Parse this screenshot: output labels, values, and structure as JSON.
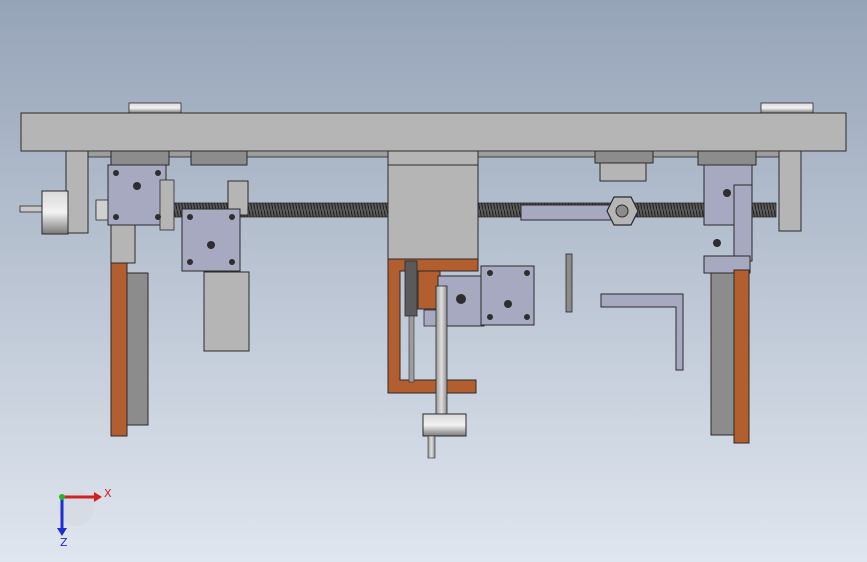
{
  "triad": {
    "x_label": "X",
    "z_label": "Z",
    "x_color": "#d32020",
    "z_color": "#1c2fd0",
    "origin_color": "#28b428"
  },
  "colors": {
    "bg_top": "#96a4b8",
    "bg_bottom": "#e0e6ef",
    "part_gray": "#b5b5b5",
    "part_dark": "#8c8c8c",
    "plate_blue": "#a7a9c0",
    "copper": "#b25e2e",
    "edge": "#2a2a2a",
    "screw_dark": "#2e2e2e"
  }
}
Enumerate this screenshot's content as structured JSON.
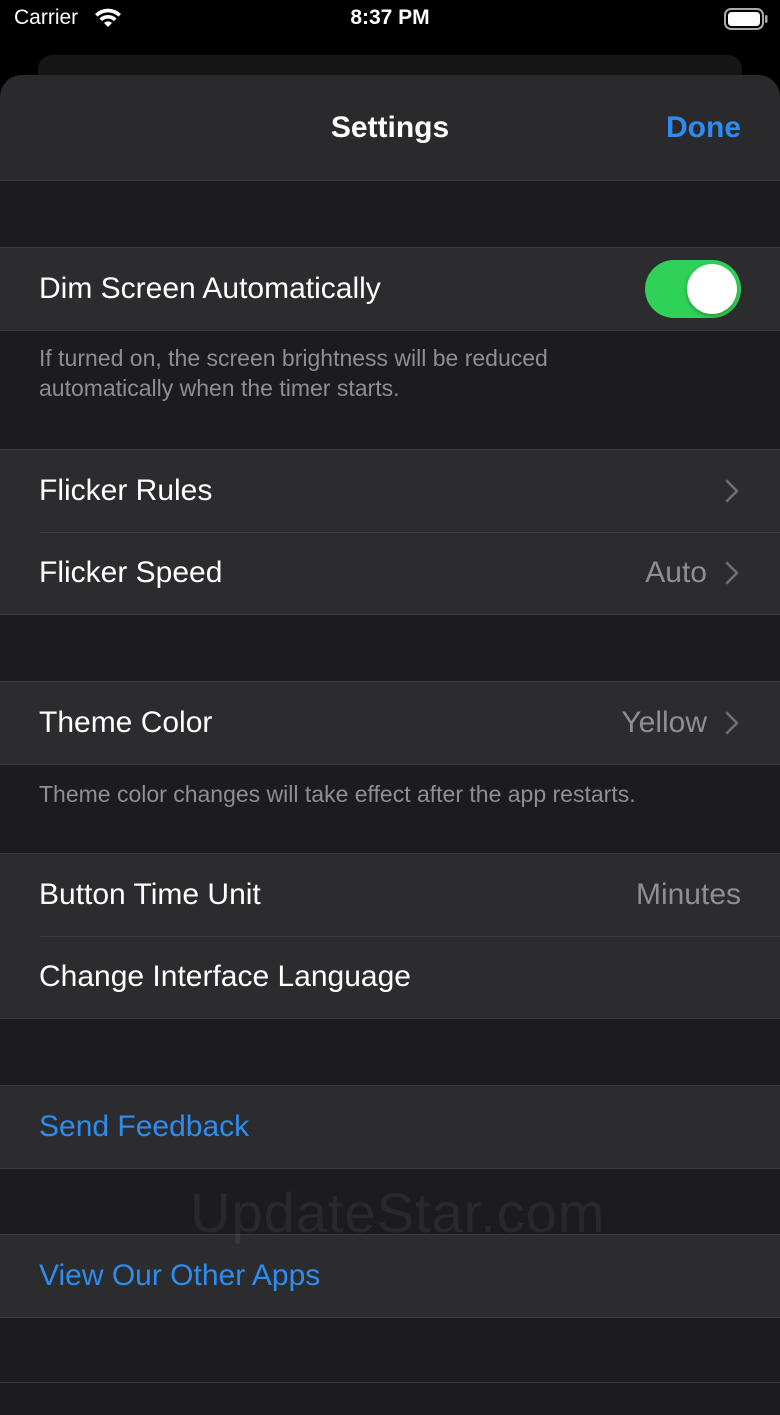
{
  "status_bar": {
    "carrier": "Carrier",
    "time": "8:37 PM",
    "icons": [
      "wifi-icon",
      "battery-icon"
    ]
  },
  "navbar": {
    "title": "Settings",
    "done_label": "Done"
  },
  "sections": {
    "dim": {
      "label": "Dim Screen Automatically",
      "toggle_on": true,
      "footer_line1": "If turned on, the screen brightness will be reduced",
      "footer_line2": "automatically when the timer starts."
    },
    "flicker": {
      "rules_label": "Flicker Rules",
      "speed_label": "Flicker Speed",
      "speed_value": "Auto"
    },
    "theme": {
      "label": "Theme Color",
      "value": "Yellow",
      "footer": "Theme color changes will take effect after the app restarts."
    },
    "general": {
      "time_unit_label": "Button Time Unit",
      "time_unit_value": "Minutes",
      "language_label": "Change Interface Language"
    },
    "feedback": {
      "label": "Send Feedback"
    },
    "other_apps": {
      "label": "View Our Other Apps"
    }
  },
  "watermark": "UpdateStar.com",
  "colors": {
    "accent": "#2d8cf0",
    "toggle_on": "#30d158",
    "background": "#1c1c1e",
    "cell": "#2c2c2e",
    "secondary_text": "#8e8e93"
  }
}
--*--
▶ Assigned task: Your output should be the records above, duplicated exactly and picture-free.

▶ Response to this exercise:
Parse this screenshot: output labels, values, and structure as JSON.
{
  "triad": {
    "x_label": "X",
    "z_label": "Z",
    "x_color": "#d32020",
    "z_color": "#1c2fd0",
    "origin_color": "#28b428"
  },
  "colors": {
    "bg_top": "#96a4b8",
    "bg_bottom": "#e0e6ef",
    "part_gray": "#b5b5b5",
    "part_dark": "#8c8c8c",
    "plate_blue": "#a7a9c0",
    "copper": "#b25e2e",
    "edge": "#2a2a2a",
    "screw_dark": "#2e2e2e"
  }
}
Enumerate this screenshot's content as structured JSON.
{
  "status_bar": {
    "carrier": "Carrier",
    "time": "8:37 PM",
    "icons": [
      "wifi-icon",
      "battery-icon"
    ]
  },
  "navbar": {
    "title": "Settings",
    "done_label": "Done"
  },
  "sections": {
    "dim": {
      "label": "Dim Screen Automatically",
      "toggle_on": true,
      "footer_line1": "If turned on, the screen brightness will be reduced",
      "footer_line2": "automatically when the timer starts."
    },
    "flicker": {
      "rules_label": "Flicker Rules",
      "speed_label": "Flicker Speed",
      "speed_value": "Auto"
    },
    "theme": {
      "label": "Theme Color",
      "value": "Yellow",
      "footer": "Theme color changes will take effect after the app restarts."
    },
    "general": {
      "time_unit_label": "Button Time Unit",
      "time_unit_value": "Minutes",
      "language_label": "Change Interface Language"
    },
    "feedback": {
      "label": "Send Feedback"
    },
    "other_apps": {
      "label": "View Our Other Apps"
    }
  },
  "watermark": "UpdateStar.com",
  "colors": {
    "accent": "#2d8cf0",
    "toggle_on": "#30d158",
    "background": "#1c1c1e",
    "cell": "#2c2c2e",
    "secondary_text": "#8e8e93"
  }
}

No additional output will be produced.